FABULAE FACILES WIDGET: The fable from the Fabulae Faciles widget is Ursus et Apes, a story about excessive anger (this fable has a vocabulary list).

MILLE FABULAE WIDGET: The fable from the Mille Fabulae et Una widget is Leo, Vacca, Capra, et Ovis, the famous fable of the lion's share.

AESOP IN ENGLISH VERSE: Today's fable from the English verse widget is The Stag and the Fawn, the story of why the stag is afraid, despite its mighty horns.

MILLE FABULAE: The "chunk" of Mille Fabulae et Una today is Fable 711, Malus et Rusticus, through Fable 720, Platanus et Xerxes, including Platanus et Viatores, the story the ungrateful humans and shade tree: Viatores, aestatis tempore nimio meridiani solis calore laborantes, cum platanum vidissent, sub eam confugerunt, eiusque strati sub umbra recubuerunt.
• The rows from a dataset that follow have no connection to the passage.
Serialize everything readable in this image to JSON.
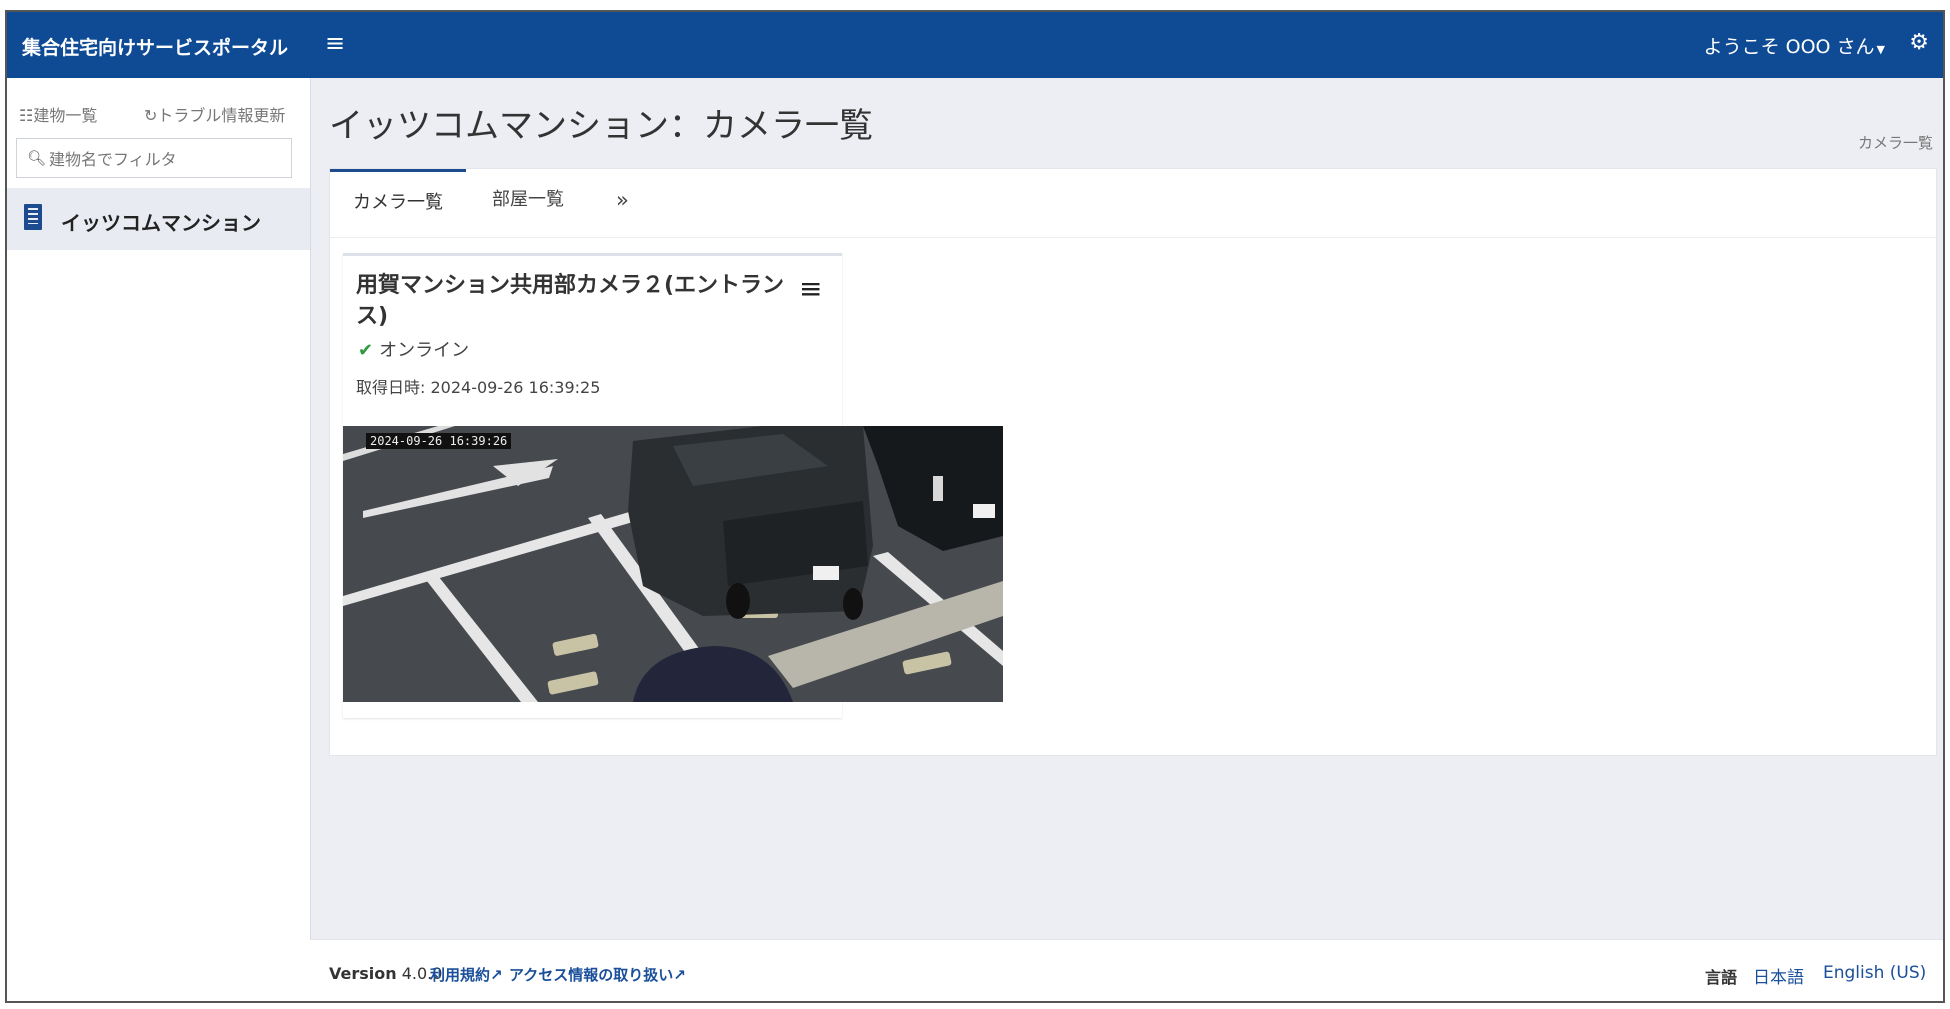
{
  "header": {
    "brand": "集合住宅向けサービスポータル",
    "menu_icon": "hamburger-icon",
    "user_greeting": "ようこそ OOO さん",
    "settings_icon": "gear-icon"
  },
  "sidebar": {
    "building_list_link": "☷建物一覧",
    "trouble_refresh_link": "↻トラブル情報更新",
    "filter_placeholder": "建物名でフィルタ",
    "filter_value": "",
    "items": [
      {
        "label": "イッツコムマンション",
        "icon": "building-icon"
      }
    ]
  },
  "page": {
    "title": "イッツコムマンション：カメラ一覧",
    "breadcrumb": "カメラ一覧"
  },
  "tabs": [
    {
      "label": "カメラ一覧",
      "active": true
    },
    {
      "label": "部屋一覧",
      "active": false
    },
    {
      "label": "»",
      "active": false
    }
  ],
  "camera_card": {
    "title": "用賀マンション共用部カメラ２(エントランス)",
    "status": "オンライン",
    "acquired_label": "取得日時: ",
    "acquired_at": "2024-09-26 16:39:25",
    "image_timestamp": "2024-09-26 16:39:26"
  },
  "footer": {
    "version_label": "Version",
    "version": "4.0.0",
    "terms_link": "利用規約",
    "access_link": "アクセス情報の取り扱い",
    "language_label": "言語",
    "languages": [
      "日本語",
      "English (US)"
    ]
  },
  "colors": {
    "header_bg": "#0f4b94",
    "link": "#1a4f9a",
    "online": "#2e9b3e",
    "tab_active": "#1d4b8f"
  }
}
Ad eam deinde conversis oculis, “Quam est inutilis,” inter se aiebant, “haec arbor hominibus et infructuosa!” Illa vero respondens, “O vos,” inquit, “ingratos, qui meo adhuc beneficio fruentes, inutilem me infructuosamque vocatis.”
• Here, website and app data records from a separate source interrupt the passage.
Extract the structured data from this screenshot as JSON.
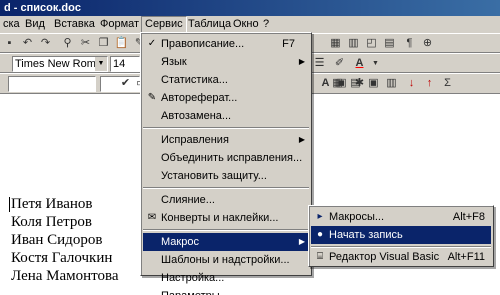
{
  "window": {
    "title": "d - список.doc"
  },
  "menubar": {
    "items": [
      {
        "label": "ска"
      },
      {
        "label": "Вид"
      },
      {
        "label": "Вставка"
      },
      {
        "label": "Формат"
      },
      {
        "label": "Сервис"
      },
      {
        "label": "Таблица"
      },
      {
        "label": "Окно"
      },
      {
        "label": "?"
      }
    ],
    "active": "Сервис"
  },
  "format_toolbar": {
    "font": "Times New Roman",
    "size": "14"
  },
  "service_menu": {
    "items": [
      {
        "label": "Правописание...",
        "shortcut": "F7",
        "icon": "spellcheck-icon"
      },
      {
        "label": "Язык",
        "submenu": "▶"
      },
      {
        "label": "Статистика..."
      },
      {
        "label": "Автореферат...",
        "icon": "autosummarize-icon"
      },
      {
        "label": "Автозамена..."
      },
      {
        "label": "Исправления",
        "submenu": "▶"
      },
      {
        "label": "Объединить исправления..."
      },
      {
        "label": "Установить защиту..."
      },
      {
        "label": "Слияние..."
      },
      {
        "label": "Конверты и наклейки...",
        "icon": "envelope-icon"
      },
      {
        "label": "Макрос",
        "submenu": "▶",
        "highlighted": true
      },
      {
        "label": "Шаблоны и надстройки..."
      },
      {
        "label": "Настройка..."
      },
      {
        "label": "Параметры..."
      }
    ]
  },
  "macro_submenu": {
    "items": [
      {
        "label": "Макросы...",
        "shortcut": "Alt+F8",
        "icon": "play-icon"
      },
      {
        "label": "Начать запись",
        "icon": "record-icon",
        "highlighted": true
      },
      {
        "label": "Редактор Visual Basic",
        "shortcut": "Alt+F11",
        "icon": "vb-editor-icon"
      }
    ]
  },
  "document": {
    "lines": [
      "Петя Иванов",
      "Коля Петров",
      "Иван Сидоров",
      "Костя Галочкин",
      "Лена Мамонтова"
    ]
  },
  "colors": {
    "highlight": "#0a246a",
    "face": "#d4d0c8"
  }
}
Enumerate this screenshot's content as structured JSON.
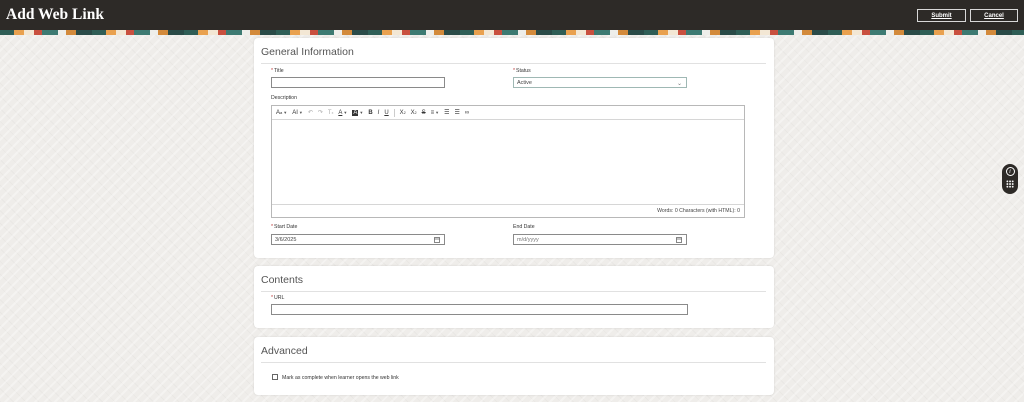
{
  "header": {
    "title": "Add Web Link",
    "submit_label": "Submit",
    "cancel_label": "Cancel"
  },
  "general": {
    "section_title": "General Information",
    "title_label": "Title",
    "title_value": "",
    "status_label": "Status",
    "status_value": "Active",
    "description_label": "Description",
    "editor_status": "Words: 0 Characters (with HTML): 0",
    "start_date_label": "Start Date",
    "start_date_value": "3/6/2025",
    "end_date_label": "End Date",
    "end_date_placeholder": "m/d/yyyy",
    "toolbar": [
      "font-size-icon",
      "font-family-icon",
      "undo-icon",
      "redo-icon",
      "clear-format-icon",
      "font-color-icon",
      "highlight-color-icon",
      "bold-icon",
      "italic-icon",
      "underline-icon",
      "subscript-icon",
      "superscript-icon",
      "strikethrough-icon",
      "align-icon",
      "numbered-list-icon",
      "bullet-list-icon",
      "link-icon"
    ]
  },
  "contents": {
    "section_title": "Contents",
    "url_label": "URL",
    "url_value": ""
  },
  "advanced": {
    "section_title": "Advanced",
    "mark_complete_label": "Mark as complete when learner opens the web link",
    "mark_complete_checked": false
  },
  "colors": {
    "header_bg": "#2d2a27",
    "required_asterisk": "#b33333",
    "page_bg": "#efedea"
  }
}
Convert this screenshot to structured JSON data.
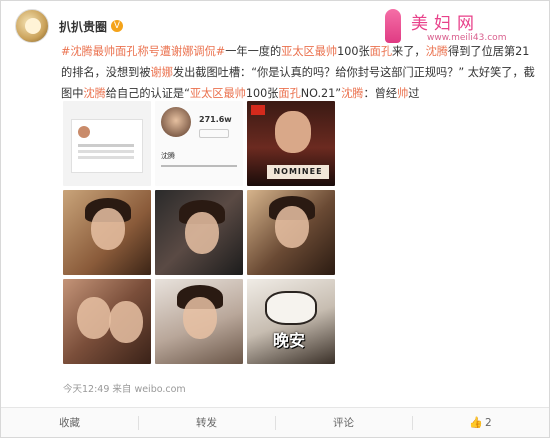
{
  "author": {
    "name": "扒扒贵圈",
    "verified_badge": "V"
  },
  "watermark": {
    "title": "美妇网",
    "url": "www.meili43.com"
  },
  "post": {
    "hashtag": "#沈腾最帅面孔称号遭谢娜调侃#",
    "t1": "一年一度的",
    "h1": "亚太区最帅",
    "t2": "100张",
    "h2": "面孔",
    "t3": "来了，",
    "h3": "沈腾",
    "t4": "得到了位居第21的排名，没想到被",
    "h4": "谢娜",
    "t5": "发出截图吐槽：“你是认真的吗？给你封号这部门正规吗？” 太好笑了，截图中",
    "h5": "沈腾",
    "t6": "给自己的认证是“",
    "h6": "亚太区最帅",
    "t7": "100张",
    "h7": "面孔",
    "t8": "NO.21”",
    "h8": "沈腾",
    "t9": "：曾经",
    "h9": "帅",
    "t10": "过"
  },
  "images": {
    "thumb2_num": "271.6w",
    "thumb2_name": "沈腾",
    "thumb3_badge": "NOMINEE",
    "thumb9_caption": "晚安"
  },
  "meta": {
    "time": "今天12:49",
    "source": "来自 weibo.com"
  },
  "actions": {
    "collect": "收藏",
    "repost": "转发",
    "comment": "评论",
    "like_icon": "thumbs-up-icon",
    "like_count": "2"
  }
}
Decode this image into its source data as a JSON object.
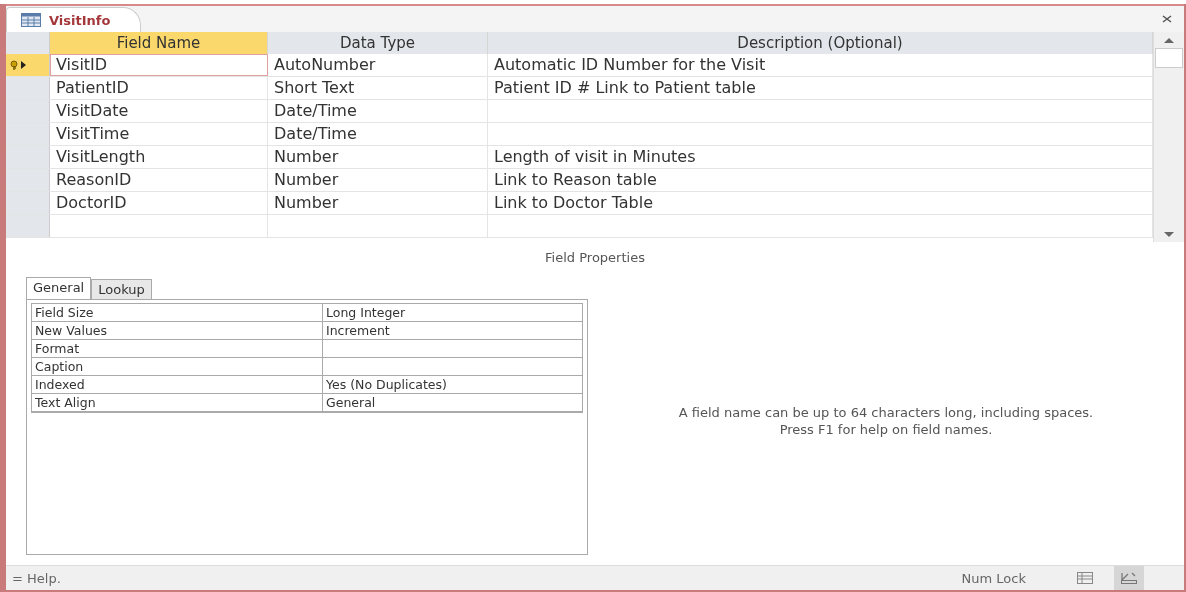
{
  "document_tab": {
    "title": "VisitInfo"
  },
  "table": {
    "columns": [
      "Field Name",
      "Data Type",
      "Description (Optional)"
    ],
    "rows": [
      {
        "field_name": "VisitID",
        "data_type": "AutoNumber",
        "description": "Automatic ID Number for the Visit",
        "selected": true,
        "primary_key": true
      },
      {
        "field_name": "PatientID",
        "data_type": "Short Text",
        "description": "Patient ID # Link to Patient table",
        "selected": false,
        "primary_key": false
      },
      {
        "field_name": "VisitDate",
        "data_type": "Date/Time",
        "selected": false,
        "primary_key": false
      },
      {
        "field_name": "VisitTime",
        "data_type": "Date/Time",
        "selected": false,
        "primary_key": false
      },
      {
        "field_name": "VisitLength",
        "data_type": "Number",
        "description": "Length of visit in Minutes",
        "selected": false,
        "primary_key": false
      },
      {
        "field_name": "ReasonID",
        "data_type": "Number",
        "description": "Link to Reason table",
        "selected": false,
        "primary_key": false
      },
      {
        "field_name": "DoctorID",
        "data_type": "Number",
        "description": "Link to Doctor Table",
        "selected": false,
        "primary_key": false
      }
    ]
  },
  "field_properties": {
    "title": "Field Properties",
    "tabs": [
      {
        "label": "General",
        "selected": true
      },
      {
        "label": "Lookup",
        "selected": false
      }
    ],
    "properties": [
      {
        "name": "Field Size",
        "value": "Long Integer"
      },
      {
        "name": "New Values",
        "value": "Increment"
      },
      {
        "name": "Format"
      },
      {
        "name": "Caption"
      },
      {
        "name": "Indexed",
        "value": "Yes (No Duplicates)"
      },
      {
        "name": "Text Align",
        "value": "General"
      }
    ],
    "help_text": "A field name can be up to 64 characters long, including spaces. Press F1 for help on field names."
  },
  "status_bar": {
    "text": "= Help.",
    "indicator": "Num Lock"
  }
}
Platanus et Viatores


Unknown said...

Hi, Laura! I'm writing a paper about the use of fables for the teaching of Latin, and I would like to quote your blog as a source for teachers and students. But I never have quote a blog, so, I need your help... How is the way to quote a blog, particularly, your blog? Thanks! :)

Laura Gibbs said...

Well, the different style guides like APA and MLA have special formats for citing online web sources like a blog - the Online Writing Lab at Purdue University has lots of good information that might be helpful. Here is how they explain MLA citations of online materials: I hope that helps! If you want to send me an email with questions, I'll be glad to answer any questions you have, too. It sounds like a fun topic to write on!

Unknown said...

Oh, thank you, Laura! So, I will send you an email soon (if you wants, I can to send you my paper too, when it is ready; I afraid it will be in Spanish, because I'm from Argentina...).



Laura Gibbs said...

Yes, of course, feel free to send me an email. I can read Italian quite well but I don't know Spanish very well. Your English sure is good, though! Anyway, I am glad to answer any questions you want to send me in the email -

Unknown said...

Thank you again!! :-)